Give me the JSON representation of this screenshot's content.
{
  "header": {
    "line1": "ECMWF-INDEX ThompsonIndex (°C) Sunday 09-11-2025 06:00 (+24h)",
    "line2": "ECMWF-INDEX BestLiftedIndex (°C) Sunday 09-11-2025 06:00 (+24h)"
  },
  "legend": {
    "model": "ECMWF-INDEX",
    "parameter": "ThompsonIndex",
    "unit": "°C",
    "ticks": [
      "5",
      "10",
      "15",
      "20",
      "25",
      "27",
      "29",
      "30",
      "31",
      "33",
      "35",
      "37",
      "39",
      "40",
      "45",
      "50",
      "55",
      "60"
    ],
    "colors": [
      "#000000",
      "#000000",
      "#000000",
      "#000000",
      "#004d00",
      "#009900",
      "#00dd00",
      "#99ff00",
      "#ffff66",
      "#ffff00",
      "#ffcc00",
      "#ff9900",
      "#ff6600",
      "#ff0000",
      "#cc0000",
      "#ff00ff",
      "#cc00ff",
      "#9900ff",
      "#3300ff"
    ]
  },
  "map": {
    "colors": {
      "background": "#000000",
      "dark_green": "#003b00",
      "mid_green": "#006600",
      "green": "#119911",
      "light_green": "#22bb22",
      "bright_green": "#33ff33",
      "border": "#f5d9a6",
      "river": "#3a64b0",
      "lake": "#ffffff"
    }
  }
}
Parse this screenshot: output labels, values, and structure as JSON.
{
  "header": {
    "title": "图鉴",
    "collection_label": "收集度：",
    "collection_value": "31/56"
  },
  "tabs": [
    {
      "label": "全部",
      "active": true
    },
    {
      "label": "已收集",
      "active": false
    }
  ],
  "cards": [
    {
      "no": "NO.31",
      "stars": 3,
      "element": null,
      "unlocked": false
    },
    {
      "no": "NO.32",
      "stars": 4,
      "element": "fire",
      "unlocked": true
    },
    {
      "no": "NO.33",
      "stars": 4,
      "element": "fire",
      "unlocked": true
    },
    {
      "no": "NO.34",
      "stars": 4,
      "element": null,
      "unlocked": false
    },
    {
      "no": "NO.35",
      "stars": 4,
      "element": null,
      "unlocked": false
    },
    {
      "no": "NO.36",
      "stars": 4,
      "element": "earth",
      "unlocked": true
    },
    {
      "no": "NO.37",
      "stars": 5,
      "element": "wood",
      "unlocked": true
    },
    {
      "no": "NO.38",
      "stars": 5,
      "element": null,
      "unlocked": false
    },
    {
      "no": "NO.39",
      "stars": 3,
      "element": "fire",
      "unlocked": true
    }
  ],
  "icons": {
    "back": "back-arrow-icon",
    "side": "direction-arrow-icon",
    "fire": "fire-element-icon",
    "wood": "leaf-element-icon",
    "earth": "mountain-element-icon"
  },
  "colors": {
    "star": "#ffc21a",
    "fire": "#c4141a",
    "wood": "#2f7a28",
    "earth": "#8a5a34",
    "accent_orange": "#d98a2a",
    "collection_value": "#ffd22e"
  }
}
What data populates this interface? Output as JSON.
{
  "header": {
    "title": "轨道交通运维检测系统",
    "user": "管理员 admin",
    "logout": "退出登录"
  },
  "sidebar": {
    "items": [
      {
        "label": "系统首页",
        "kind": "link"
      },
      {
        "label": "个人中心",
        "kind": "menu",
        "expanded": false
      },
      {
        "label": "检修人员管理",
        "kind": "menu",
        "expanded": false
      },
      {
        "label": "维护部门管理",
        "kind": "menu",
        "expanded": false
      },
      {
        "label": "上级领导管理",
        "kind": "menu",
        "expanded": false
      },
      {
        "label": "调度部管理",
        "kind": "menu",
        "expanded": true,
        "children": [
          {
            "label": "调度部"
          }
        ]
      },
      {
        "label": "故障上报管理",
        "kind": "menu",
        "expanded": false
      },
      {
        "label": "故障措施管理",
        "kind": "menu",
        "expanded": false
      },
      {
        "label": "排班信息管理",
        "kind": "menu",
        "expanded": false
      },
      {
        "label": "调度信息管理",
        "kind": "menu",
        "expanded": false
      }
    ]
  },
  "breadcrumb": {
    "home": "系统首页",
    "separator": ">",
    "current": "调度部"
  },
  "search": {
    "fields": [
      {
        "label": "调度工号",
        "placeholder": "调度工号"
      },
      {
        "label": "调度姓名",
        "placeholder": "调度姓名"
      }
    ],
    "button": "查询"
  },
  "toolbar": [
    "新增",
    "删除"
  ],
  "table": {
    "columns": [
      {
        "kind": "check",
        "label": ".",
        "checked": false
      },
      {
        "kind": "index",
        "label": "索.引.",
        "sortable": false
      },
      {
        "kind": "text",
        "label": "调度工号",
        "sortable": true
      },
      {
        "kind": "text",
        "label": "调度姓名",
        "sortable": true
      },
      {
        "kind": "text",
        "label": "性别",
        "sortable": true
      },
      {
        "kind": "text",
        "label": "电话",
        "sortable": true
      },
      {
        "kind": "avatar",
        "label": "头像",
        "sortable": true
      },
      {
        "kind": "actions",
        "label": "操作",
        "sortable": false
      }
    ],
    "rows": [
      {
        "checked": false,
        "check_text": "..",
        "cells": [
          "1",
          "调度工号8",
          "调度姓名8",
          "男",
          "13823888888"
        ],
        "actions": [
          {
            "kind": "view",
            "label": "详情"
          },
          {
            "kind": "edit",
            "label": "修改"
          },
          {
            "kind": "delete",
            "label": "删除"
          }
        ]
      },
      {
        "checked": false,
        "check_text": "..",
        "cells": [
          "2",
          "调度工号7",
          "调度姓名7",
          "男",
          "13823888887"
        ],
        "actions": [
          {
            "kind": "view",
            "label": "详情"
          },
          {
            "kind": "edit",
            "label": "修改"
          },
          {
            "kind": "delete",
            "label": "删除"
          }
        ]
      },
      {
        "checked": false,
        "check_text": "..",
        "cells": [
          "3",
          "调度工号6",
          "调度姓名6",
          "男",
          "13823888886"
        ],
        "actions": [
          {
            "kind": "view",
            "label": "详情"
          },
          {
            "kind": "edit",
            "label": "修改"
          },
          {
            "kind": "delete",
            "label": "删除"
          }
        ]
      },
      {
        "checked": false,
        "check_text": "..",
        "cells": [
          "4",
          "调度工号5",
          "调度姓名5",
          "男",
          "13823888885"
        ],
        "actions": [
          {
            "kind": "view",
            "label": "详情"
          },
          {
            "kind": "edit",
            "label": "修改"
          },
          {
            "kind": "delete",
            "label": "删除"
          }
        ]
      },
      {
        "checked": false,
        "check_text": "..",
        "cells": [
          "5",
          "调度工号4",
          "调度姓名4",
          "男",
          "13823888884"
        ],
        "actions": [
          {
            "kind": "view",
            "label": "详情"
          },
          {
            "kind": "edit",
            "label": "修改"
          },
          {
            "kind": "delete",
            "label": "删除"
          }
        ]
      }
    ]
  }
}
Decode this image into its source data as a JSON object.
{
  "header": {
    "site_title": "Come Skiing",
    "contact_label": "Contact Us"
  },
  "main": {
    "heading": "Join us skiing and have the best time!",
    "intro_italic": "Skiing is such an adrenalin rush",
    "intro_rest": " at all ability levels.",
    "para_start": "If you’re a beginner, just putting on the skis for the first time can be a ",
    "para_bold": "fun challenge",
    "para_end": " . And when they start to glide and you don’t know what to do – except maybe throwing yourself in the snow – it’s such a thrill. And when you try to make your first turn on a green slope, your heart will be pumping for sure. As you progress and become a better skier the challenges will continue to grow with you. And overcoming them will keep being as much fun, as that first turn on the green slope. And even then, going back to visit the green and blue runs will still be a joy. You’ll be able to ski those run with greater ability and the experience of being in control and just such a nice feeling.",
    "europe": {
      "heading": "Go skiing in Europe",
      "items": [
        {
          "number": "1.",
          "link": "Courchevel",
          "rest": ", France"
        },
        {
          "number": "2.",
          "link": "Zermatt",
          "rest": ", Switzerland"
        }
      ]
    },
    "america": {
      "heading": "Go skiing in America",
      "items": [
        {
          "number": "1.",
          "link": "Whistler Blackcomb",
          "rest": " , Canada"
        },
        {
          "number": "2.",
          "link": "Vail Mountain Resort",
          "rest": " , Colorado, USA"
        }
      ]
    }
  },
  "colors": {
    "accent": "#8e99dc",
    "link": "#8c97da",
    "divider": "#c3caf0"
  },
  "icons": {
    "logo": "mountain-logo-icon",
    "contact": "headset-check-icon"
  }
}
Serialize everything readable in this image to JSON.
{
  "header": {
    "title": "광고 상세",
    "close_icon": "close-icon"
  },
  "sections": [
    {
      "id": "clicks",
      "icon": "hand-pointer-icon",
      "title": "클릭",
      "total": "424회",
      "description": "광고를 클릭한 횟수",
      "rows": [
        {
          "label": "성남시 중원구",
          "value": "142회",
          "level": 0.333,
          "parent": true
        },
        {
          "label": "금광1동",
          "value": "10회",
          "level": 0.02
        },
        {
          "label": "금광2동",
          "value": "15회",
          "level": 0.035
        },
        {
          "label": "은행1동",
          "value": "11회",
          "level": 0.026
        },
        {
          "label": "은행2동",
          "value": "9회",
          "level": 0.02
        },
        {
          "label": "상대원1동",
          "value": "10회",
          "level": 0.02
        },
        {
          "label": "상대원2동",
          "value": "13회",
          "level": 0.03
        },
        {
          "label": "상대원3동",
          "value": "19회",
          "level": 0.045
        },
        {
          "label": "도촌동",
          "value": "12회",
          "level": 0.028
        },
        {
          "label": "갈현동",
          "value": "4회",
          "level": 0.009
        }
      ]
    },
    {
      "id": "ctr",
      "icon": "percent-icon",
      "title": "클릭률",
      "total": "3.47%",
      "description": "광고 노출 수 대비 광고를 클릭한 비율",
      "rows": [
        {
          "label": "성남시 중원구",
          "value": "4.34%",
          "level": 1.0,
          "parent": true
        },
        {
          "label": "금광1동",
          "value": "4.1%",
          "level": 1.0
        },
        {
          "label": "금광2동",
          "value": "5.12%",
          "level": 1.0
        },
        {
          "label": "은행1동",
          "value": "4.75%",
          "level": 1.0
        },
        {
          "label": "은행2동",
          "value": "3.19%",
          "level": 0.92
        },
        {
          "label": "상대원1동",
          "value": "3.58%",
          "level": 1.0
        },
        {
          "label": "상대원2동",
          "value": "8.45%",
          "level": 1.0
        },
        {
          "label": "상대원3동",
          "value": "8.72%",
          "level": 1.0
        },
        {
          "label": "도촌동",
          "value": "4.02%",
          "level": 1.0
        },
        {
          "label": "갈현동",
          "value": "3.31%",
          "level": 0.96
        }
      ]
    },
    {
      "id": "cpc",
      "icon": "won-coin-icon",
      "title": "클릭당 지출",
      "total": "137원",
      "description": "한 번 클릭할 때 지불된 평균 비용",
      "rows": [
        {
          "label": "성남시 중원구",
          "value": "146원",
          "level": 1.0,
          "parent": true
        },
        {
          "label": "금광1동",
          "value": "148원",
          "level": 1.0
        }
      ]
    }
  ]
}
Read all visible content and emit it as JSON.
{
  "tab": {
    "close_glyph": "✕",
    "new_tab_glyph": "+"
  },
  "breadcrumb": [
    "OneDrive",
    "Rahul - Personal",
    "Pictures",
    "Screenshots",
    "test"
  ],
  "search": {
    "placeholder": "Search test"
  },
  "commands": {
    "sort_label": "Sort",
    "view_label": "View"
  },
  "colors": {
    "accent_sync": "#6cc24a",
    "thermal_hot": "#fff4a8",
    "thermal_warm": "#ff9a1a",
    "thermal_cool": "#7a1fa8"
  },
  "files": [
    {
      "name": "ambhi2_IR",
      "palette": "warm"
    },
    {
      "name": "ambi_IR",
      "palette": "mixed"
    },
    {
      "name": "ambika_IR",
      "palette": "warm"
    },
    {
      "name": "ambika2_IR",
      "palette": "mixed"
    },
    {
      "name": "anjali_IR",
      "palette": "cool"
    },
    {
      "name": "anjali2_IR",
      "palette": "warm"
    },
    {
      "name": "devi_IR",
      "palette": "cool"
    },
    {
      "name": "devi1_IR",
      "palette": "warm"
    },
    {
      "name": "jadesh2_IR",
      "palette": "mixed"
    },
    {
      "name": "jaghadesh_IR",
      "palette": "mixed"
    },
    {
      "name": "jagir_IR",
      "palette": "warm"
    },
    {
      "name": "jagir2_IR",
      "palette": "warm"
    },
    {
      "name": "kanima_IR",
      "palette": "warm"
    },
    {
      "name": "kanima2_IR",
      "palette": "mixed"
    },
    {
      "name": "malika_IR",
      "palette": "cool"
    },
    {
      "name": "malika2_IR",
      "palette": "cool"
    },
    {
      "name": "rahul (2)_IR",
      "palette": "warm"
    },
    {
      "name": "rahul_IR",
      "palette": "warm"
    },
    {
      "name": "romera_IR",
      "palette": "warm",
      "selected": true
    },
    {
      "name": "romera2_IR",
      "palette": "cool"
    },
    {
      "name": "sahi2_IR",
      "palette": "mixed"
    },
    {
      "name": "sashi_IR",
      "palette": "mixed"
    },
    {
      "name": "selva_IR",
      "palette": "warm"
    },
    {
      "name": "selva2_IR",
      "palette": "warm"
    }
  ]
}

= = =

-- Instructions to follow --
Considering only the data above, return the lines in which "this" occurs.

-- Exercise output --
Give me the JSON representation of this screenshot's content.
Parse this screenshot: output labels, values, and structure as JSON.
What data populates this interface? Output as JSON.
Decode this image into its source data as a JSON object.
Serialize everything readable in this image to JSON.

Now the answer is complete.